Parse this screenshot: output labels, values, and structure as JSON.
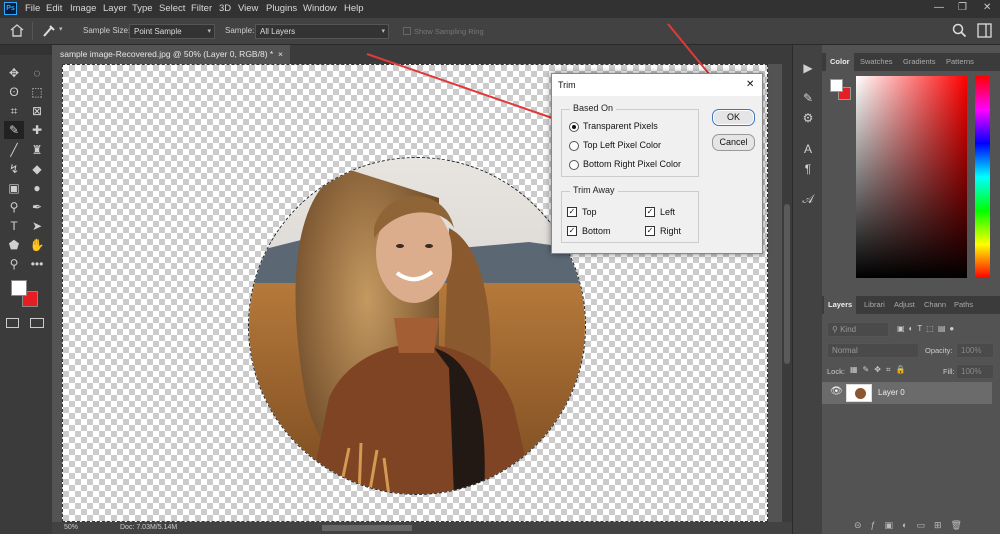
{
  "app": {
    "logo": "Ps"
  },
  "menu": [
    "File",
    "Edit",
    "Image",
    "Layer",
    "Type",
    "Select",
    "Filter",
    "3D",
    "View",
    "Plugins",
    "Window",
    "Help"
  ],
  "options": {
    "sample_size_label": "Sample Size:",
    "sample_size_value": "Point Sample",
    "sample_label": "Sample:",
    "sample_value": "All Layers",
    "show_ring": "Show Sampling Ring"
  },
  "document": {
    "tab_title": "sample image-Recovered.jpg @ 50% (Layer 0, RGB/8) *",
    "close": "×"
  },
  "status": {
    "zoom": "50%",
    "doc": "Doc: 7.03M/5.14M"
  },
  "trim_dialog": {
    "title": "Trim",
    "close": "✕",
    "based_on_title": "Based On",
    "based_on_options": [
      "Transparent Pixels",
      "Top Left Pixel Color",
      "Bottom Right Pixel Color"
    ],
    "based_on_selected": 0,
    "trim_away_title": "Trim Away",
    "trim_away": {
      "top": "Top",
      "bottom": "Bottom",
      "left": "Left",
      "right": "Right"
    },
    "ok": "OK",
    "cancel": "Cancel"
  },
  "color_panel": {
    "tabs": [
      "Color",
      "Swatches",
      "Gradients",
      "Patterns"
    ],
    "foreground": "#ffffff",
    "background": "#e31e24"
  },
  "layers_panel": {
    "tabs": [
      "Layers",
      "Librari",
      "Adjust",
      "Chann",
      "Paths"
    ],
    "filter_kind": "Kind",
    "blend_mode": "Normal",
    "opacity_label": "Opacity:",
    "opacity_value": "100%",
    "lock_label": "Lock:",
    "fill_label": "Fill:",
    "fill_value": "100%",
    "layers": [
      {
        "name": "Layer 0"
      }
    ]
  },
  "colors": {
    "accent_arrow": "#e03a3a",
    "menubar": "#323232",
    "panel": "#535353"
  }
}
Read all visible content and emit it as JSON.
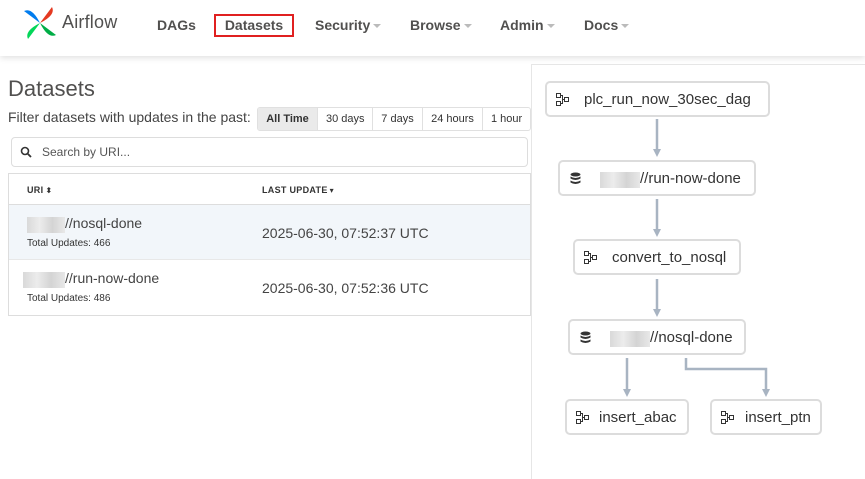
{
  "app": {
    "brand": "Airflow"
  },
  "nav": {
    "dags": "DAGs",
    "datasets": "Datasets",
    "security": "Security",
    "browse": "Browse",
    "admin": "Admin",
    "docs": "Docs"
  },
  "page": {
    "title": "Datasets",
    "filter_label": "Filter datasets with updates in the past:",
    "filters": [
      "All Time",
      "30 days",
      "7 days",
      "24 hours",
      "1 hour"
    ],
    "active_filter": "All Time",
    "search_placeholder": "Search by URI..."
  },
  "table": {
    "headers": {
      "uri": "URI",
      "last_update": "LAST UPDATE"
    },
    "rows": [
      {
        "uri": "//nosql-done",
        "updates": "Total Updates: 466",
        "last_update": "2025-06-30, 07:52:37 UTC"
      },
      {
        "uri": "//run-now-done",
        "updates": "Total Updates: 486",
        "last_update": "2025-06-30, 07:52:36 UTC"
      }
    ]
  },
  "graph": {
    "nodes": {
      "dag1": "plc_run_now_30sec_dag",
      "ds1": "//run-now-done",
      "dag2": "convert_to_nosql",
      "ds2": "//nosql-done",
      "dag3": "insert_abac",
      "dag4": "insert_ptn"
    }
  },
  "colors": {
    "accent_box": "#e02020",
    "edge": "#a8b4c2",
    "node_border": "#dcdcdc"
  },
  "icons": {
    "dag": "dag-icon",
    "dataset": "database-icon",
    "search": "search-icon"
  }
}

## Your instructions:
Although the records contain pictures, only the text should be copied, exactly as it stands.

## Answer below:
Parse this screenshot: output labels, values, and structure as JSON.
{
  "app": {
    "logo": "Ps"
  },
  "menu": [
    "File",
    "Edit",
    "Image",
    "Layer",
    "Type",
    "Select",
    "Filter",
    "3D",
    "View",
    "Plugins",
    "Window",
    "Help"
  ],
  "options": {
    "sample_size_label": "Sample Size:",
    "sample_size_value": "Point Sample",
    "sample_label": "Sample:",
    "sample_value": "All Layers",
    "show_ring": "Show Sampling Ring"
  },
  "document": {
    "tab_title": "sample image-Recovered.jpg @ 50% (Layer 0, RGB/8) *",
    "close": "×"
  },
  "status": {
    "zoom": "50%",
    "doc": "Doc: 7.03M/5.14M"
  },
  "trim_dialog": {
    "title": "Trim",
    "close": "✕",
    "based_on_title": "Based On",
    "based_on_options": [
      "Transparent Pixels",
      "Top Left Pixel Color",
      "Bottom Right Pixel Color"
    ],
    "based_on_selected": 0,
    "trim_away_title": "Trim Away",
    "trim_away": {
      "top": "Top",
      "bottom": "Bottom",
      "left": "Left",
      "right": "Right"
    },
    "ok": "OK",
    "cancel": "Cancel"
  },
  "color_panel": {
    "tabs": [
      "Color",
      "Swatches",
      "Gradients",
      "Patterns"
    ],
    "foreground": "#ffffff",
    "background": "#e31e24"
  },
  "layers_panel": {
    "tabs": [
      "Layers",
      "Librari",
      "Adjust",
      "Chann",
      "Paths"
    ],
    "filter_kind": "Kind",
    "blend_mode": "Normal",
    "opacity_label": "Opacity:",
    "opacity_value": "100%",
    "lock_label": "Lock:",
    "fill_label": "Fill:",
    "fill_value": "100%",
    "layers": [
      {
        "name": "Layer 0"
      }
    ]
  },
  "colors": {
    "accent_arrow": "#e03a3a",
    "menubar": "#323232",
    "panel": "#535353"
  }
}
Read all visible content and emit it as JSON.
{
  "app": {
    "brand": "Airflow"
  },
  "nav": {
    "dags": "DAGs",
    "datasets": "Datasets",
    "security": "Security",
    "browse": "Browse",
    "admin": "Admin",
    "docs": "Docs"
  },
  "page": {
    "title": "Datasets",
    "filter_label": "Filter datasets with updates in the past:",
    "filters": [
      "All Time",
      "30 days",
      "7 days",
      "24 hours",
      "1 hour"
    ],
    "active_filter": "All Time",
    "search_placeholder": "Search by URI..."
  },
  "table": {
    "headers": {
      "uri": "URI",
      "last_update": "LAST UPDATE"
    },
    "rows": [
      {
        "uri": "//nosql-done",
        "updates": "Total Updates: 466",
        "last_update": "2025-06-30, 07:52:37 UTC"
      },
      {
        "uri": "//run-now-done",
        "updates": "Total Updates: 486",
        "last_update": "2025-06-30, 07:52:36 UTC"
      }
    ]
  },
  "graph": {
    "nodes": {
      "dag1": "plc_run_now_30sec_dag",
      "ds1": "//run-now-done",
      "dag2": "convert_to_nosql",
      "ds2": "//nosql-done",
      "dag3": "insert_abac",
      "dag4": "insert_ptn"
    }
  },
  "colors": {
    "accent_box": "#e02020",
    "edge": "#a8b4c2",
    "node_border": "#dcdcdc"
  },
  "icons": {
    "dag": "dag-icon",
    "dataset": "database-icon",
    "search": "search-icon"
  }
}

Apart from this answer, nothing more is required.